In the book on bipolar I am working on, I ask readers to conceive of “up” as simply being higher than “down.” With down, though, I’m suggesting the very opposite - that depression is as complicated as one can get.
To illustrate my point, I bring up the example of Abraham Lincoln. Here’s the deal …
In his 2005 Lincoln’s Melancholy, author Joshua Shenk details two severe depressions Lincoln experienced as a young man. According to Mr Shenk, these two depressive episodes together would suffice for a modern clinician to make a diagnosis of “recurrent” major depression. As Mr Shenk points out, two previous depressions set up the strong possibility of a third and a fourth.
According to Goodwin and Jamison in the second edition to Manic-Depressive Illness, highly recurrent depression needs to be regarded as part of the bipolar spectrum.
Or was something different going on? Experts talk of “double depression,” major depression followed by mild depression, or “dysthymia.” The dysthymia, in turn, could have seamlessly transitioned into greater severity - three depressions in one, in effect. In this scenario, Lincoln’s depression would have assumed an unbroken “chronic” course.
Or was his dysthymia really something else? Perhaps mild depression was Lincoln’s true “normal,” part of his temperament or personality, as good as it was going to get for him. We know that throughout his life, Lincoln never shook off being depressed. Yet, we also know that Lincoln was a jokester who loved to laugh. Was this how he medicated his depression? Or was this a symptom of “atypical” depression?
Let’s confuse you even more …
Lincoln’s two early depressions coincided with devastating loss in his life. The first one followed the loss of a dear woman companion. At first, he seemed to be coping. Then winter set in and the bottom fell out.
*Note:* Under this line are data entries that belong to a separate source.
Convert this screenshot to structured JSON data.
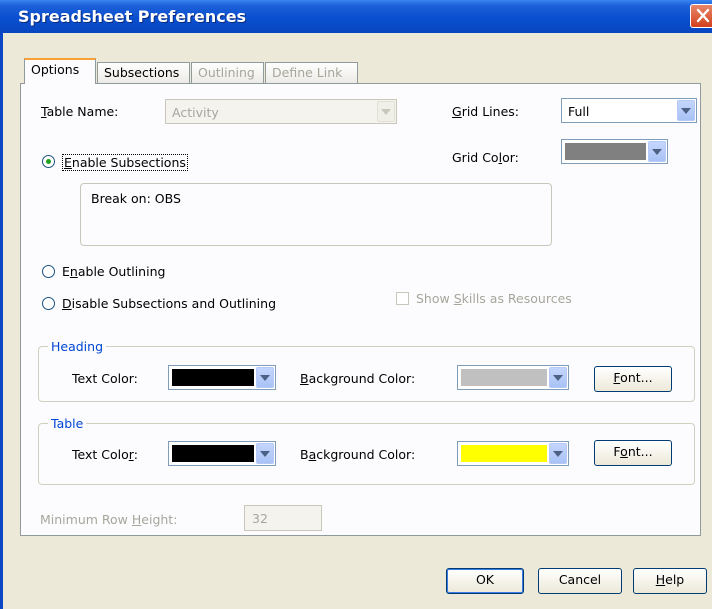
{
  "window": {
    "title": "Spreadsheet Preferences"
  },
  "tabs": [
    {
      "label": "Options",
      "state": "active"
    },
    {
      "label": "Subsections",
      "state": "normal"
    },
    {
      "label": "Outlining",
      "state": "disabled"
    },
    {
      "label": "Define Link",
      "state": "disabled"
    }
  ],
  "options": {
    "table_name_label": "Table Name:",
    "table_name_value": "Activity",
    "grid_lines_label": "Grid Lines:",
    "grid_lines_value": "Full",
    "grid_color_label": "Grid Color:",
    "grid_color": "#808080",
    "radio_enable_subsections": "Enable Subsections",
    "radio_enable_outlining": "Enable Outlining",
    "radio_disable_both": "Disable Subsections and Outlining",
    "selected_radio": "enable_subsections",
    "break_on_text": "Break on:  OBS",
    "show_skills_label": "Show Skills as Resources",
    "show_skills_checked": false
  },
  "heading": {
    "group_label": "Heading",
    "text_color_label": "Text Color:",
    "text_color": "#000000",
    "bg_color_label": "Background Color:",
    "bg_color": "#c0c0c0",
    "font_button": "Font..."
  },
  "table": {
    "group_label": "Table",
    "text_color_label": "Text Color:",
    "text_color": "#000000",
    "bg_color_label": "Background Color:",
    "bg_color": "#ffff00",
    "font_button": "Font..."
  },
  "min_row_height": {
    "label": "Minimum Row Height:",
    "value": "32"
  },
  "buttons": {
    "ok": "OK",
    "cancel": "Cancel",
    "help": "Help"
  }
}
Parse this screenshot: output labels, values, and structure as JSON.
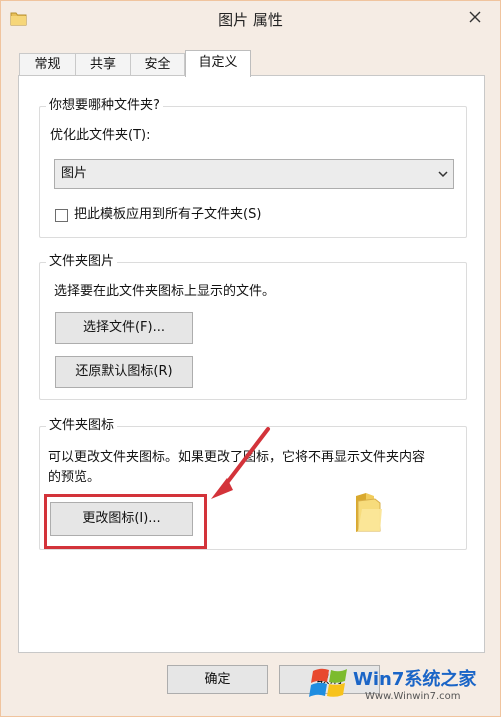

His second depression coincided with an economic collapse that scuttled an ambitious public works program that the young politician had championed as a rising star in the Illinois legislature. The state was now saddled in huge debt, and Lincoln bore the brunt of the blame.
A more hard-boiled soul would have absorbed the brunt of both losses and moved on. But Lincoln took it personally. Winter set in. He broke off his engagement to Mary Todd (whom he later married) and descended into a black hole.
"I am now the most miserable man living," he wrote to a friend.
Maybe Lincoln’s strong capacity for empathy proved a hindrance. Maybe he couldn’t let go. Or maybe winter had something to do with it, a seasonal depression, what today we call “seasonal affective disorder.”
Or maybe Lincoln was especially vulnerable to stress, which can trigger depression. As Mr Shenk points out, these were changing times. For the first time in history, young men were no longer doomed to living the lives they were born into. But opportunity came at a huge cost, with no safety net or traditional family-community supports.
Feeding into stress and depression is early trauma. As a boy, Lincoln had lost both a mother and a sister. Plus he didn’t fit in on the farm or get along with his father. We can make the argument that by the time Lincoln reached adulthood, both his genes and environment made him a sitting duck.
Confused? We may call it “depression,” but when we open the hood and poke around to see what is really going on, we are forced to admit we have no idea.
Just to confuse you even more, against all odds, this social misfit, this extremely vulnerable man, went on to become one of the most transcendent figures in history. How could that be?
As I said, depression is complicated.